Obviously, ARNA is a high-risk trade. If you don’t want to stomach the volatility, stick with PPG.
The past few months have been less kind to owners of Schlumberger (SLB), the $87 billion oil service provider. Year-to-date, Schlumberger has slid around 5%, underperforming the S&P 500 by 11.6%. But that downward direction looks like it’s changing right now.
Schlumberger is forming an inverse head-and-shoulders pattern, a reversal setup that’s identified by three swing lows -- two at around the same level (the shoulders) that are separated by a deeper one (the head). The buy signal comes when the neckline, the resistance level connecting all three lows, gets broken. SLB’s neckline is currently at $68.
Lest you think that the head and shoulders is too well-known to be worth trading, the research suggests otherwise. A recent academic study conducted by the Federal Reserve Board of New York found that the results of 10,000 computer-simulated head-and-shoulders trades resulted in “profits [that] would have been both statistically and economically significant.”
Neutral RSI gives this stock plenty of room to run without getting overextended.
Micron Technology (MU) is another stock that’s bottoming right now, it’s just a bit further along than Schlumberger. Micron had been in a sustained downtrend since the middle of March, but shares showed signs of bottoming this summer, forming an ascending triangle with resistance just above $6. That triangle broke out at the start of this month, with shares hitting their head on weaker resistance at $7 before turning lower.
But, believe it or not, that about-face for Micron is actually a good thing for investors.
That’s because it could potentially give investors a second chance at a low-risk entry in this stock. When a stock breaks out only to reverse and re-test its breakout level, it’s called a “throwback.” Throwbacks may seem negative on their surface (shares are moving lower, after all), but they’re actually positive because they reaffirm the stock’s ability to hold newfound support at what was previously a resistance level. And, it gives traders the opportunity to buy right at support.
To buy Micron here, it’s critical to wait for shares to actually bounce off of this $6 level. Ultimately, support levels do fail, and when they do you don’t want to be left holding the bag. Waiting for a bounce may cost you a couple of points, but it’ll indicate that MU can still catch a bid at support. Today looks like it’ll be that bounce day.
Last up today is Allergan (AGN), a stock that’s been locked in an uptrending channel since early October. Allergan is a bit unlike the other setups we’ve looked at today in that it’s not a breakout trade, it’s a range trade. But you basically want to trade this setup exactly like Micron this week.

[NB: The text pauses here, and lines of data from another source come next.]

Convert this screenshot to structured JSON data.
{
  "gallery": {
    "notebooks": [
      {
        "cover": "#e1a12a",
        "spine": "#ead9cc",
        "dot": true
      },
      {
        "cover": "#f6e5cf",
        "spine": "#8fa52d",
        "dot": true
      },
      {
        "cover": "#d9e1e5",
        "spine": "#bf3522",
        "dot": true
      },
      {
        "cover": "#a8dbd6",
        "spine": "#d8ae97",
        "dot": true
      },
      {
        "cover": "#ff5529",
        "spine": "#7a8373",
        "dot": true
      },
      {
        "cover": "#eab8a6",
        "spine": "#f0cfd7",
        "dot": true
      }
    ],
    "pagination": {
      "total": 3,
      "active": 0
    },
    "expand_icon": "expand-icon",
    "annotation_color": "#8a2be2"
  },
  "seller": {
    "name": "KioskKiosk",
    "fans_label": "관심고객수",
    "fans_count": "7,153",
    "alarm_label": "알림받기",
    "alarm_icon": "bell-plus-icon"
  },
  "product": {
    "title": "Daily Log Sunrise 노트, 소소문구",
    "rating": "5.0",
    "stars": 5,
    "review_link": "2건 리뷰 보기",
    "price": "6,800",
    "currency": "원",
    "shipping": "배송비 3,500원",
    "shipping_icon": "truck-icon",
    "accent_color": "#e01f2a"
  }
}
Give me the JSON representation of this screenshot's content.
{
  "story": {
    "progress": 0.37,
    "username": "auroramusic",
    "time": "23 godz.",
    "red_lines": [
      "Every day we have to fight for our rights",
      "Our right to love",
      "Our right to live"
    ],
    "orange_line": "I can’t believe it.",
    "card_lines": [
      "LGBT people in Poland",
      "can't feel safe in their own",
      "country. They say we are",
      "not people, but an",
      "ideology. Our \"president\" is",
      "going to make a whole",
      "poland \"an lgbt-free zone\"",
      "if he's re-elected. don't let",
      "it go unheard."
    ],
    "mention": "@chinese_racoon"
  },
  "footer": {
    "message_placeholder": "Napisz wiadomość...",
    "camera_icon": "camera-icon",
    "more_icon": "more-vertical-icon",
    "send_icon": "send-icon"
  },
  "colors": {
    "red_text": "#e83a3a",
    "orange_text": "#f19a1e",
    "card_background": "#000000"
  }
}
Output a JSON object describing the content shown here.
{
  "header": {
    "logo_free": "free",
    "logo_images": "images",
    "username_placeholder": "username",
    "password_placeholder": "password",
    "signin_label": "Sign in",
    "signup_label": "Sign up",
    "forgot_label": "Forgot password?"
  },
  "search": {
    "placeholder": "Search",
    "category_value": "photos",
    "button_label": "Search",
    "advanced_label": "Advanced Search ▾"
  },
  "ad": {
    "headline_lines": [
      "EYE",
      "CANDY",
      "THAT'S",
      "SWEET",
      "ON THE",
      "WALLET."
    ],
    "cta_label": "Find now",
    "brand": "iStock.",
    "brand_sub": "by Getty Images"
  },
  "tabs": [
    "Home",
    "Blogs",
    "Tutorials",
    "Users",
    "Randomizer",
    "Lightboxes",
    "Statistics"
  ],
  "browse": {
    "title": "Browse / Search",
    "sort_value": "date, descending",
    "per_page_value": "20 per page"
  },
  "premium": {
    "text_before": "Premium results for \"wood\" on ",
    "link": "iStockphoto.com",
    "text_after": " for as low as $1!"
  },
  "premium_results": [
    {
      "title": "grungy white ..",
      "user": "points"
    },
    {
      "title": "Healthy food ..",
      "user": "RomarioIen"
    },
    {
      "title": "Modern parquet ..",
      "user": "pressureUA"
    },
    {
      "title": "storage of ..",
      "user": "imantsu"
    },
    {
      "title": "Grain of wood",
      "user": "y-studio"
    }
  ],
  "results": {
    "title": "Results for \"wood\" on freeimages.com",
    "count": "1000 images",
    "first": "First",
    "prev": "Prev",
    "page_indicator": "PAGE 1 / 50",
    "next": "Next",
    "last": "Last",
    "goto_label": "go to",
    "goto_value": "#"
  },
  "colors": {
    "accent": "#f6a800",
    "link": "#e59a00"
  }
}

That’s because, like Micron, Allergan is testing a support level right now. A trend channel is a big boon to traders because it gives us well defined risk/reward levels for any given entry – risk is the distance to support (where you’ll put your stop loss), and reward is the distance to resistance. Following that logic, the optimal entry point comes nearest to support, where risk is the smallest and reward is the biggest. That’s exactly where shares of Allergan are right now.
Just like with Micron, it’s crucial to wait for an actual bounce off of support before entering a Micron trade here – remember, the trend channel is no good if AGN plunges right through it. If you decide to be a buyer, I’d recommend a protective stop at the 200-day moving average.
I also featured Allergan recently in "5 Health Care Stocks Setting Up to Break Out."
To see this week’s trades in action, check out the Technical Setups for the Week portfolio on Stockpickr.
At the time of publication, author had no positions in stocks mentioned.
Jonas Elmerraji, based out of Baltimore, is the editor and portfolio manager of the Rhino Stock Report, a free investment advisory that returned 15% in 2008. He is a contributor to numerous financial outlets, including Forbes and Investopedia, and has been featured in Investor's Business Daily, in Consumer's Digest and on MSNBC.com.